ASSIGNED TASK:
Work through the records below and copy every line that includes "this".

+ + +

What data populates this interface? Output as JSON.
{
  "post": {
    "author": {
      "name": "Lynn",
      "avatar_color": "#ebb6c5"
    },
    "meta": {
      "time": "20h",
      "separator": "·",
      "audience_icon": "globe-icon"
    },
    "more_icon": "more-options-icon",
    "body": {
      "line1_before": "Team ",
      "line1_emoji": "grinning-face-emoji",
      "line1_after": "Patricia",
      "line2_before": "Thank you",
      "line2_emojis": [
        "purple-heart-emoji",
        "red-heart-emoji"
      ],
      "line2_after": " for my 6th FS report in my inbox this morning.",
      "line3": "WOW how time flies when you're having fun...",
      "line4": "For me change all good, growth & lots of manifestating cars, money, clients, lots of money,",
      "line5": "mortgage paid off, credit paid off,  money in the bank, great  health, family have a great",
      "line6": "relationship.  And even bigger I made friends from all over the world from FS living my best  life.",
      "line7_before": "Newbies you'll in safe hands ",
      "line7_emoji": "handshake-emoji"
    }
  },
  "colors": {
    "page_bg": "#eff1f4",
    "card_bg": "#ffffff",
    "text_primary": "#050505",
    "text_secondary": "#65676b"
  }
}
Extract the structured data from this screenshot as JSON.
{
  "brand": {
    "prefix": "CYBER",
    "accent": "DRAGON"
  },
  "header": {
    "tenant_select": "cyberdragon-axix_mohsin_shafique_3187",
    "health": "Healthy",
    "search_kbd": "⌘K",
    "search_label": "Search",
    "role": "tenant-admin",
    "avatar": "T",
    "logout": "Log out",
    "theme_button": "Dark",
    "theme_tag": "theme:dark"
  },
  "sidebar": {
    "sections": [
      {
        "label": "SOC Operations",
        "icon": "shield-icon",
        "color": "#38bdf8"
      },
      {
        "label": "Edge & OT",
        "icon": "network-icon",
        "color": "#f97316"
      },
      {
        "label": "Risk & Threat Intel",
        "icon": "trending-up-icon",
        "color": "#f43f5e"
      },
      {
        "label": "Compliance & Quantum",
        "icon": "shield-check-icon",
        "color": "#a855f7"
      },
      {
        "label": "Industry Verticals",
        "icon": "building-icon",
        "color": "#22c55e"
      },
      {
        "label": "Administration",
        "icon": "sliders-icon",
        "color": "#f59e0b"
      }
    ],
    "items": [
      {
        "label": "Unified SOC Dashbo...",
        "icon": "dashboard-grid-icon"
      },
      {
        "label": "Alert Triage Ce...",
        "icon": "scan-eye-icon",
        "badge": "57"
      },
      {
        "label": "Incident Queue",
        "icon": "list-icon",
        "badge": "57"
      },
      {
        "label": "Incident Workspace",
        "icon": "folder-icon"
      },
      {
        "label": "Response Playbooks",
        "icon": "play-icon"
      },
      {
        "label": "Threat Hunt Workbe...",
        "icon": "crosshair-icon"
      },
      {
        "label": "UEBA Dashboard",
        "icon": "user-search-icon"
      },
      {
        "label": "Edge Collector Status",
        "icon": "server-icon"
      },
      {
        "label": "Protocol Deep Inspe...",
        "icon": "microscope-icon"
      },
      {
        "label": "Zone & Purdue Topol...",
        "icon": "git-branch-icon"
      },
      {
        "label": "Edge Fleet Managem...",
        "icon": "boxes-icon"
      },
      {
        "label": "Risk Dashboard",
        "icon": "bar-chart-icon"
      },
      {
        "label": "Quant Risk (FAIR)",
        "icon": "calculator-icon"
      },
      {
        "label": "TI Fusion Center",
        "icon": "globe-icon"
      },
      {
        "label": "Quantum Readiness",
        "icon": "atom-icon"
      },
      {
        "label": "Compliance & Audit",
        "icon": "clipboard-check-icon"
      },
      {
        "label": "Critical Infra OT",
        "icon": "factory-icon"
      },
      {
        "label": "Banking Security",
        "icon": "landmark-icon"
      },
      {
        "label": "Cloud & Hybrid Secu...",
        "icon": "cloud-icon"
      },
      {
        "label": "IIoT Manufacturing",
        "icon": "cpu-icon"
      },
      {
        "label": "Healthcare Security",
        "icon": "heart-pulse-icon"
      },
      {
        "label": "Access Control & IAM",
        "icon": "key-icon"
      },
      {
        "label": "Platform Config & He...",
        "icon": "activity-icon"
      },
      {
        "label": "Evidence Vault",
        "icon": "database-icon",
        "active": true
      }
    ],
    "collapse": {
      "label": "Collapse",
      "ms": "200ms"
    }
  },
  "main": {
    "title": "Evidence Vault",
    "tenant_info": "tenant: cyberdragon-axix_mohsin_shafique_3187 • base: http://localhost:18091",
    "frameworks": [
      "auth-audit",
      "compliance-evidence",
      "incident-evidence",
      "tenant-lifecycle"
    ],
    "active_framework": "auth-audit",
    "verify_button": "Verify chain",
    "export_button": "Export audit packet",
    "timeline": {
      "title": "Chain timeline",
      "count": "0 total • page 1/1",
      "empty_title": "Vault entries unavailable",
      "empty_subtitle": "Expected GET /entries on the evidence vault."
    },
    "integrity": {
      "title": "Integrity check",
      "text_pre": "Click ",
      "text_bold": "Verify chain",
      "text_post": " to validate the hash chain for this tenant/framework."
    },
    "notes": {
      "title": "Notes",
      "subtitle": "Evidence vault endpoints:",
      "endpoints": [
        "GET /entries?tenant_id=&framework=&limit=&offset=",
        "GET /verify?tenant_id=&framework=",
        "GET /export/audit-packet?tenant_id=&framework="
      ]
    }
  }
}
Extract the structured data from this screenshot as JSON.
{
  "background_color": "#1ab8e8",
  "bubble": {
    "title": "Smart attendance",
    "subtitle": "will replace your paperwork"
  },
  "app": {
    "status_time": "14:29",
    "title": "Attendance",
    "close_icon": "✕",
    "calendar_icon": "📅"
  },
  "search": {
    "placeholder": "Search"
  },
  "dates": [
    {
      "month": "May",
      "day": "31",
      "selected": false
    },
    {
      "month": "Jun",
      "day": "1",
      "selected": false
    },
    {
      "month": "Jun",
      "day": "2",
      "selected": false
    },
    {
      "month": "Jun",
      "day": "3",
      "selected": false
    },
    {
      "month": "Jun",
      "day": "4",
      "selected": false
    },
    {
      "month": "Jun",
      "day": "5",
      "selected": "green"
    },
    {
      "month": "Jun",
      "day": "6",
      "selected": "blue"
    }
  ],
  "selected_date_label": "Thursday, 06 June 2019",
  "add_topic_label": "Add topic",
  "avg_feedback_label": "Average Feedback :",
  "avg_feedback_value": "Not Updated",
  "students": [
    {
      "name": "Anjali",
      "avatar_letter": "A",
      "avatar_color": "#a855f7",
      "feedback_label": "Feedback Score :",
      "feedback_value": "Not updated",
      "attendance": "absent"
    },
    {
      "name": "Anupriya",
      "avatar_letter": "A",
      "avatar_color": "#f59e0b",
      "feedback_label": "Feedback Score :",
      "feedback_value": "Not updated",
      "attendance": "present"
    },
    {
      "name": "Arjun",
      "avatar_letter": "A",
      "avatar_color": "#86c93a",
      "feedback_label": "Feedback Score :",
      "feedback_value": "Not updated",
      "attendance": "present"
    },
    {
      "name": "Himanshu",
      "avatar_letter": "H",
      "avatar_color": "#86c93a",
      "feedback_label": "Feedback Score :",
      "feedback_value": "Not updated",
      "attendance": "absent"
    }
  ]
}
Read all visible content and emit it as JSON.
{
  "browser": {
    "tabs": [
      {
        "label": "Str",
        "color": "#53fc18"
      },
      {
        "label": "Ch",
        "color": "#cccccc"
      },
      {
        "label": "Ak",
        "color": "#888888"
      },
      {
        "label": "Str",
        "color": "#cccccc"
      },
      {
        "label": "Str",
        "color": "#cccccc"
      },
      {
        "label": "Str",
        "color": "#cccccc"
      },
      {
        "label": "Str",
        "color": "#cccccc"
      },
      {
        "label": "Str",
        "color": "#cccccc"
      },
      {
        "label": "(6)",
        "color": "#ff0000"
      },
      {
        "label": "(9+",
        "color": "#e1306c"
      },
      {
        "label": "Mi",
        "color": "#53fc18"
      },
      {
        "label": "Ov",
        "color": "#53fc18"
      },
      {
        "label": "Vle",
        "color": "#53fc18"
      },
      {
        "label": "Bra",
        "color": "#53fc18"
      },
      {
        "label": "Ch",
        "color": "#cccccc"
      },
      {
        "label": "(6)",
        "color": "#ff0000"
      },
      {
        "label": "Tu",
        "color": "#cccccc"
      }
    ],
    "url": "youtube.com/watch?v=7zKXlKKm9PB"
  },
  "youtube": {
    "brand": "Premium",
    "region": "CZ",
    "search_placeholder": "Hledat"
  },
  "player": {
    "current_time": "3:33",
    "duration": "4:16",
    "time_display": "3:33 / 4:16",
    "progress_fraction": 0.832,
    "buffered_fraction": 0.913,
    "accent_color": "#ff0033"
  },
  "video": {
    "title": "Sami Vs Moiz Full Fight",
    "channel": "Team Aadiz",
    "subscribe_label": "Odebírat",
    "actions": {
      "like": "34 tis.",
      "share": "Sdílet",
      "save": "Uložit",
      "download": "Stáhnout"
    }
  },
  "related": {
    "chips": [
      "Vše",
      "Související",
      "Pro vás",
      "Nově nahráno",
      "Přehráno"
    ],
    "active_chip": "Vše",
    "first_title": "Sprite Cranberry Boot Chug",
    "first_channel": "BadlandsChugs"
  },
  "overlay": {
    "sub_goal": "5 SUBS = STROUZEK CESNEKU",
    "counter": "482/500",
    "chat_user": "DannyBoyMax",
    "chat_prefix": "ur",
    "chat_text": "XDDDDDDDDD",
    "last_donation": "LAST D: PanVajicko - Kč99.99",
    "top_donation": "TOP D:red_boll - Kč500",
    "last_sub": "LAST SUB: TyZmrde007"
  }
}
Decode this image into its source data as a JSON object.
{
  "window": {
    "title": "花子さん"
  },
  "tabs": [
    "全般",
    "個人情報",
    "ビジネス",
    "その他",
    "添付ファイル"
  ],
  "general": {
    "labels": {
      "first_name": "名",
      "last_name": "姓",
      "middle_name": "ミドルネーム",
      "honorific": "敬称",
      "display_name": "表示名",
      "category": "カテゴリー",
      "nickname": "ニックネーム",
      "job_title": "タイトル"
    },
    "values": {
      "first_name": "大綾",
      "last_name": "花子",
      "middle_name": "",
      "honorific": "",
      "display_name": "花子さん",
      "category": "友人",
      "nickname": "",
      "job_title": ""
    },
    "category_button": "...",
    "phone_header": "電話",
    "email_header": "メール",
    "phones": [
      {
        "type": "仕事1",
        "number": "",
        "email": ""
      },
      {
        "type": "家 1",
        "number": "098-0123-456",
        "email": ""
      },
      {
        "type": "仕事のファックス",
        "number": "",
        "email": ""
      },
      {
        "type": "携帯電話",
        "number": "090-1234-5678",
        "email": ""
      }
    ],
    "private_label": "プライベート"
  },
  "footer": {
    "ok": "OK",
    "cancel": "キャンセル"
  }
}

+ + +

EXPECTED ANSWER:
What data populates this interface? Output as JSON.
      "line2_after": " for my 6th FS report in my inbox this morning.",
Extract the structured data from this screenshot as JSON.
      "text_post": " to validate the hash chain for this tenant/framework."
Extract the structured data from this screenshot as JSON.
Decode this image into its source data as a JSON object.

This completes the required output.